Santa will still be able to deliver gifts to children this year, B.C.’s top doctor said Thursday.
Dr. Bonnie Henry, the chief provincial health officer, says Santa Claus is “probably” immune to COVID-19, but Christmas will still look a little different this year.
She says health officials are trying to determine how they can facilitate Santa’s visits because he’s going to be washing his hands a lot and probably won’t be eating cookies and milk in every house, but they will find ways of making it work.
Henry says there won’t be a vaccine by Christmas to save the day, but people can do a number of small things to celebrate in a safe way, especially to protect elders.
She says the virus spreads more easily in cooler weather, particularly when people are inside, which is why it’s so important for people to reduce their contacts and step up their safety measures.
The news about Santa Claus came as B.C. surpassed 20,000 cases of COVID-19 since the start of the pandemic.
Over in Europe, Italy’s prime minister also reassured children that Santa will be coming this year amid the pandemic.
Giuseppe Conte was responding to a letter by five-year-old Tommaso who had pleaded with him not to put “Babbo Natale,” (Santa) in lockdown.
“Father Christmas assured me that he already has an international travel certificate: he can travel everywhere and distribute gifts to all the world’s children,” Conte wrote.
“He confirmed to me that he always uses a mask and maintains a correct distance to protect himself and everyone he meets,” Conte added.
Conte suggested to the young boy put out a bottle of hand-sanitizing gel under the tree, along with warm milk and biscuits.
“I’m letting you know that it won’t be necessary to tell Father Christmas that you were good in your letter, because I already told him,” Conte wrote.
“I also found out that you wanted to ask Father Christmas to chase away the coronavirus. Don’t forget to ask for another present.”
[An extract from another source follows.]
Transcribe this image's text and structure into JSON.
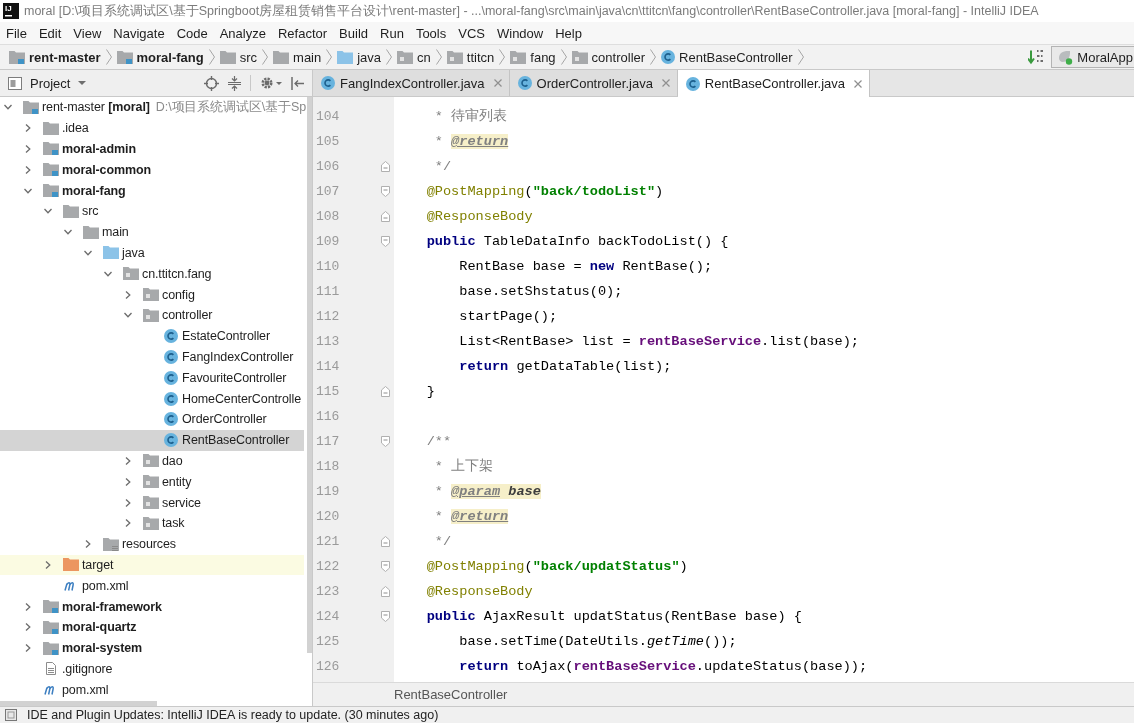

Italy was the first European country hit hard by COVID-19 earlier and like B.C., has seen a surge in cases. According to Johns Hopkins University and Medicine, the country has recorded more than 1.1 million cases of COVID-19 and more than 44,000 COVID-19 deaths.
With files from The Canadian Press